Geoff Fricker’s photographs are in the permanent collections of the San Francisco Museum of Modern Art, the Oakland Museum of California, the Crocker Art Museum, the Library of Congress, and in other collections in California, Hawai‘i, Arizona, Nevada, and Texas.
by Gary Pak
University of Hawaii Press, 2013
Gary Pak’s latest novel is the story of two Korean-American brothers, Nam Kun and Nam Ki Han, raised in a devout Christian household on a Hawaiian plantation. Following their father’s death, Nam Kun works to support his mother and younger brother, but distances himself from the same Christian faith his remaining family clings to. Years later, at the start of the Korean War, Nam Ki is drafted into the army—an occurrence Nam Kun believes will make a man out of his younger brother. However, the need to kill clashes with Nam Ki’s religious convictions, and the ethical turmoil that follows is soothed only when he meets and falls in love with a young Korean, Christian woman. Nam Ki vows to return for her once the war ends, but upon doing so learns that she has fallen into an ignominious lifestyle, confronting him with a final choice between faith and flesh.
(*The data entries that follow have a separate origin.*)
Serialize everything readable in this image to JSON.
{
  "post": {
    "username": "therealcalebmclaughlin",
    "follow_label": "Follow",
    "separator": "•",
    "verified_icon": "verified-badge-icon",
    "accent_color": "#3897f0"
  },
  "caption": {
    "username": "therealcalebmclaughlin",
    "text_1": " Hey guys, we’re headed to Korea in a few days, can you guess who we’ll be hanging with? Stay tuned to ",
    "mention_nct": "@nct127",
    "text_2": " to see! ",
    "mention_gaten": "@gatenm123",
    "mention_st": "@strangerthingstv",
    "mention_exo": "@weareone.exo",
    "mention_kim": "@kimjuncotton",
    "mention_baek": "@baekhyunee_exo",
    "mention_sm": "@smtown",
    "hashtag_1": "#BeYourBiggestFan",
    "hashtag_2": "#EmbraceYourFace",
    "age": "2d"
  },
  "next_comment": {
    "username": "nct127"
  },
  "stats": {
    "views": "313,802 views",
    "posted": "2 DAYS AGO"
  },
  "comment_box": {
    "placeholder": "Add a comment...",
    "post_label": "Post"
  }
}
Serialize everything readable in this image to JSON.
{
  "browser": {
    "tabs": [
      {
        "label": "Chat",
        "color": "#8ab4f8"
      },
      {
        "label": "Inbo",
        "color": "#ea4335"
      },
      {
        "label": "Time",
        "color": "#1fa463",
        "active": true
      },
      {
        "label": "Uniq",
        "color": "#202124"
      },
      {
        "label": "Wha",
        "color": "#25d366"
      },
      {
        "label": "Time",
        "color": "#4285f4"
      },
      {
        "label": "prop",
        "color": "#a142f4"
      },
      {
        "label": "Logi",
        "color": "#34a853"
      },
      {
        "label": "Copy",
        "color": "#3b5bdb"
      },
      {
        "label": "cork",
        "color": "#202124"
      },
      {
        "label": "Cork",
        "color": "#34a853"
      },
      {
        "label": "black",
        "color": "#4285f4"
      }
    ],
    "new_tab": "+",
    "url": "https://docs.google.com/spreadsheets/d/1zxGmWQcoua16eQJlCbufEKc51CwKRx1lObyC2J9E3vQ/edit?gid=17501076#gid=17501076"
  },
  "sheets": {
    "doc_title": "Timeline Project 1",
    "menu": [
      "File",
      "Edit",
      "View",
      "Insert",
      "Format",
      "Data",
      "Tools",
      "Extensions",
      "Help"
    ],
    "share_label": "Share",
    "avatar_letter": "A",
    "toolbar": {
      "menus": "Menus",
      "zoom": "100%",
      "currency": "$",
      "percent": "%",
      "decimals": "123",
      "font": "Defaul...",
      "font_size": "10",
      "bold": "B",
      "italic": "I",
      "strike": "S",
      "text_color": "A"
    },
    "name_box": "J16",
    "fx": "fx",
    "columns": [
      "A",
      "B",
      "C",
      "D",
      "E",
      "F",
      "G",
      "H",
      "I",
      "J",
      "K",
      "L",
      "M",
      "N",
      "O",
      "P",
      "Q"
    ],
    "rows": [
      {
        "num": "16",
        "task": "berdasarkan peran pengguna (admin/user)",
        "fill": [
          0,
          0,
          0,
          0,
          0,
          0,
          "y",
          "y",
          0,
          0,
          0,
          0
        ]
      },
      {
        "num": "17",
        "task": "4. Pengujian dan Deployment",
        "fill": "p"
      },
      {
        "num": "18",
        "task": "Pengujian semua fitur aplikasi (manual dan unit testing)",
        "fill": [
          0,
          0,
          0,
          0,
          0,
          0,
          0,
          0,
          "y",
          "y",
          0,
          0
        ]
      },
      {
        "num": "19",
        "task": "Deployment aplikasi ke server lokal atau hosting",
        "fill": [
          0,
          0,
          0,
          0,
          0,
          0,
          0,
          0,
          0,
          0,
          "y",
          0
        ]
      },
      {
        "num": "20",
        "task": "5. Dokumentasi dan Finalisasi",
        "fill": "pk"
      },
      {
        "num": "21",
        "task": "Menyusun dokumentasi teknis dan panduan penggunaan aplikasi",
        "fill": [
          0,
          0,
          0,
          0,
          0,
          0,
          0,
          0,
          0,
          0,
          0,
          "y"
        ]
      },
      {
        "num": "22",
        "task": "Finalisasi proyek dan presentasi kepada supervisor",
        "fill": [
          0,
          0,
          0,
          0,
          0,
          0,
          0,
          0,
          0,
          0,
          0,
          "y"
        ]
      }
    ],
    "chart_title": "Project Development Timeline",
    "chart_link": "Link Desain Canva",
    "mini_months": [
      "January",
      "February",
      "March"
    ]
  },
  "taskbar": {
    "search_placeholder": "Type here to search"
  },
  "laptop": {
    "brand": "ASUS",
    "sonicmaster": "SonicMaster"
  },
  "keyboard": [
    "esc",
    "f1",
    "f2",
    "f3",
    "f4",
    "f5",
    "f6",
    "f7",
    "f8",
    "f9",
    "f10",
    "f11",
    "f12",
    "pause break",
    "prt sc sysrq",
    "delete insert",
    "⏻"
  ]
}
Gary Pak is a third-generation Korean-American. He received his BA from Boston University and his MA and PhD from the University of Hawaii at Mānoa, where he is currently a professor of English. His published fiction includes the novels A Ricepaper Airplane and Children of a Fireland, as well as the short story collections The Watcher of Waipuna and Other Stories, and Language of the Geckos. He is the recipient of the 1992 Elliot Cades Literary Prize, as well as a 2002 Fulbright award to Seoul, South Korea.
by Shawna Yang Ryan
Penguin Books, 2010.
Locke, California, 1928. Three bedraggled Chinese women appear out of the mist in a small Chinese farming town on the Sacramento River. Two are unknown to its residents, while the third is the long-lost wife of Richard Fong, the handsome manager of the local gambling parlor. As the lives of the townspeople become inextricably intertwined with the newly arrived women, their frightening power is finally revealed.
An imagining of what happens when a Chinese ghost story comes true,Water Ghosts is a tale of human passions and mingling cultures. (Publisher’s description)
Shawna Yang Ryan was born in Sacramento, California. Water Ghosts, originally published as Locke 1928, is her first book. Ryan graduated from the University of California, Berkeley, then went on to receive an M.A. from the Creative Writing program at the University of California, Davis. She is currently one of the Distinguished Writers in Residence at the University of Hawai’i at Manoa. Click Here to read an interview with Shawna Yang Ryan on Water Ghosts.
By Gary Y. Okihiro
University of California Press, 2008
In Island World, Gary Y. Okihiro reconsiders the traditional idea that the United States acts upon and dominates Hawai‘i without the Islands in turn acting upon the mainland U.S. Using geology, folklore, music, cultural commentary, and history, Okihiro reveals Hawaiians fighting in the Civil War, sailing on nineteenth-century New England ships, and living in pre-gold rush California. He points to Hawai‘i’s lingering effect on twentieth-century American culture—from surfboards, hula, sports, and films, to art, imagination, and racial perspectives—even as the islands themselves succumb slowly to the continental United States. This book not only revises the way we think about islands, oceans, and continents, but also recasts the way we write about place and history.(Publisher’s description)
Gary Y. Okihiro is Professor of International and Public Affairs and Founding Director of the Center for the Study of Ethnicity and Race at Columbia University. His recent works include Common Ground: Reimagining American History.